## Your task
Out of the data below, copy every line with the string "this".
————————
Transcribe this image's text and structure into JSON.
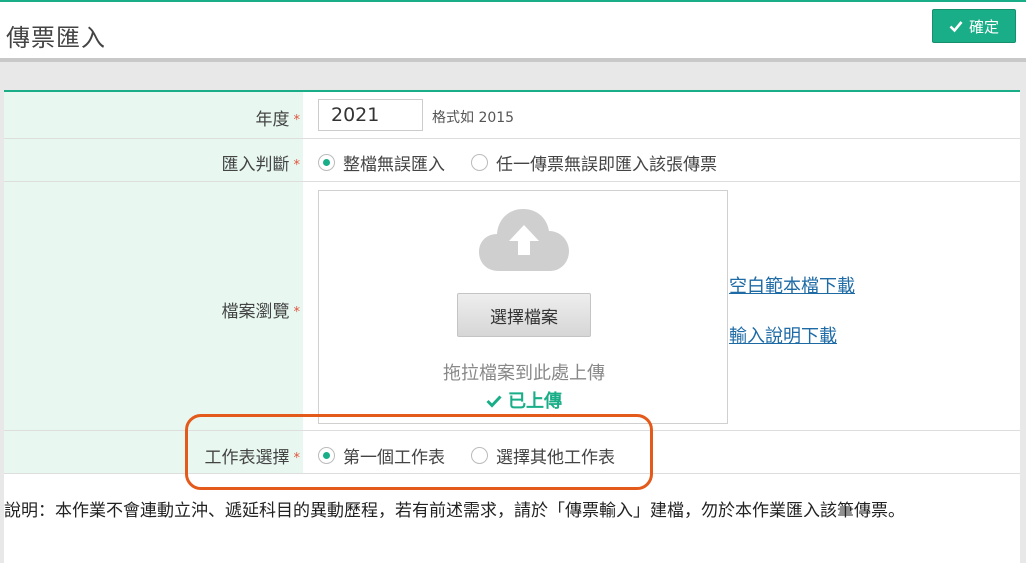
{
  "header": {
    "title": "傳票匯入",
    "confirm_label": "確定"
  },
  "form": {
    "year": {
      "label": "年度",
      "value": "2021",
      "hint": "格式如 2015"
    },
    "import_mode": {
      "label": "匯入判斷",
      "options": [
        "整檔無誤匯入",
        "任一傳票無誤即匯入該張傳票"
      ],
      "selected": "整檔無誤匯入"
    },
    "file_browse": {
      "label": "檔案瀏覽",
      "choose_button": "選擇檔案",
      "drop_text": "拖拉檔案到此處上傳",
      "uploaded_text": "已上傳",
      "links": [
        "空白範本檔下載",
        "輸入說明下載"
      ]
    },
    "sheet_select": {
      "label": "工作表選擇",
      "options": [
        "第一個工作表",
        "選擇其他工作表"
      ],
      "selected": "第一個工作表"
    }
  },
  "note": "說明：本作業不會連動立沖、遞延科目的異動歷程，若有前述需求，請於「傳票輸入」建檔，勿於本作業匯入該筆傳票。",
  "required_mark": "*",
  "colors": {
    "accent": "#1aae88",
    "highlight": "#e35a1a",
    "link": "#1d6aa5"
  },
  "icons": [
    "check-icon",
    "cloud-upload-icon"
  ]
}
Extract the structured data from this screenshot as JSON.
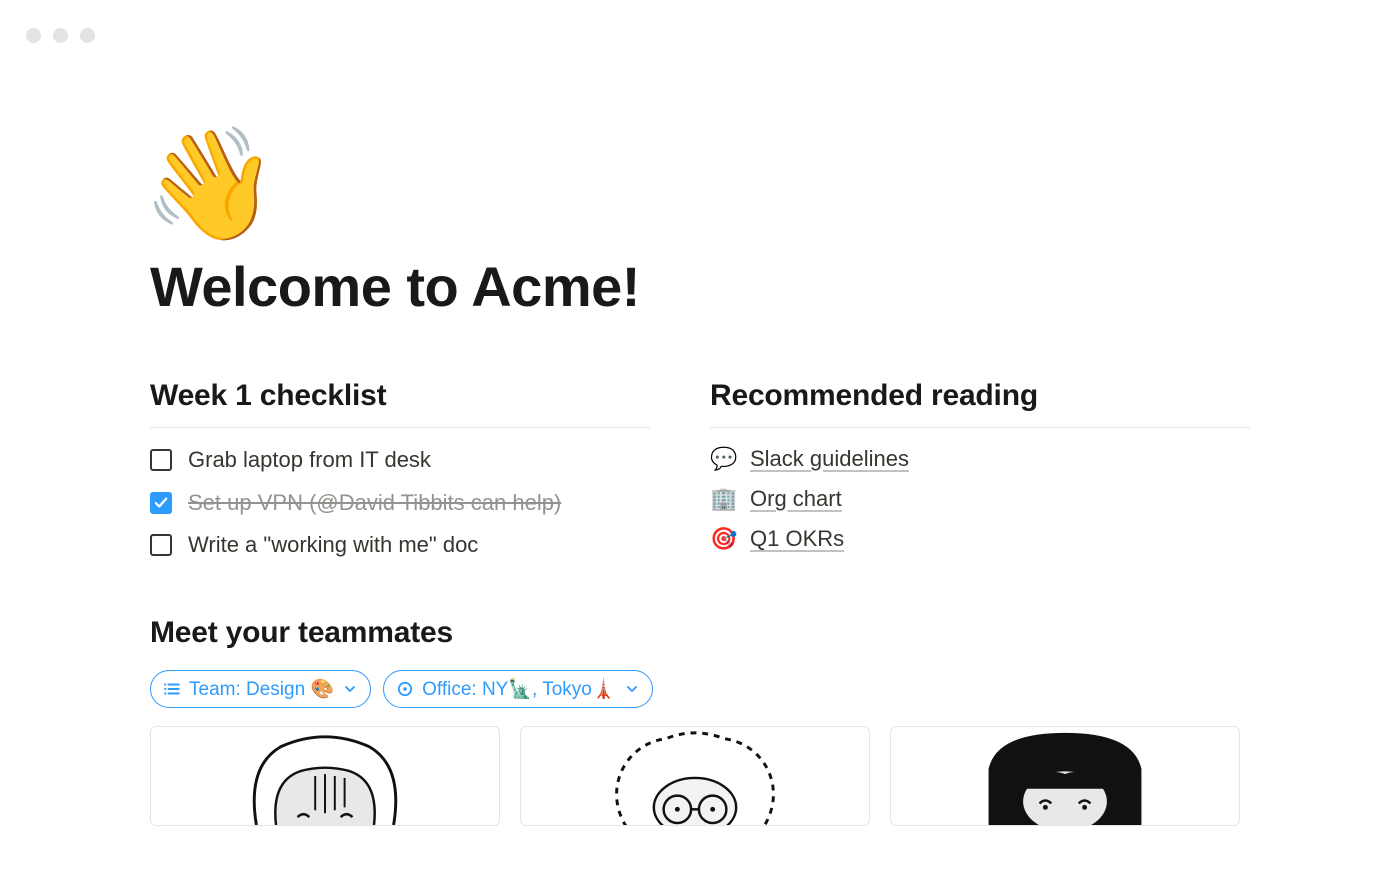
{
  "page": {
    "icon": "👋",
    "title": "Welcome to Acme!"
  },
  "checklist": {
    "heading": "Week 1 checklist",
    "items": [
      {
        "text": "Grab laptop from IT desk",
        "done": false
      },
      {
        "text": "Set up VPN (@David Tibbits can help)",
        "done": true
      },
      {
        "text": "Write a \"working with me\" doc",
        "done": false
      }
    ]
  },
  "reading": {
    "heading": "Recommended reading",
    "items": [
      {
        "emoji": "💬",
        "label": "Slack guidelines"
      },
      {
        "emoji": "🏢",
        "label": "Org chart"
      },
      {
        "emoji": "🎯",
        "label": "Q1 OKRs"
      }
    ]
  },
  "teammates": {
    "heading": "Meet your teammates",
    "filters": [
      {
        "icon": "list",
        "label": "Team: Design 🎨"
      },
      {
        "icon": "target",
        "label": "Office: NY🗽, Tokyo🗼"
      }
    ]
  }
}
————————
## Solved problem
Transcribe this image's text and structure into JSON.
Extract the structured data from this screenshot as JSON.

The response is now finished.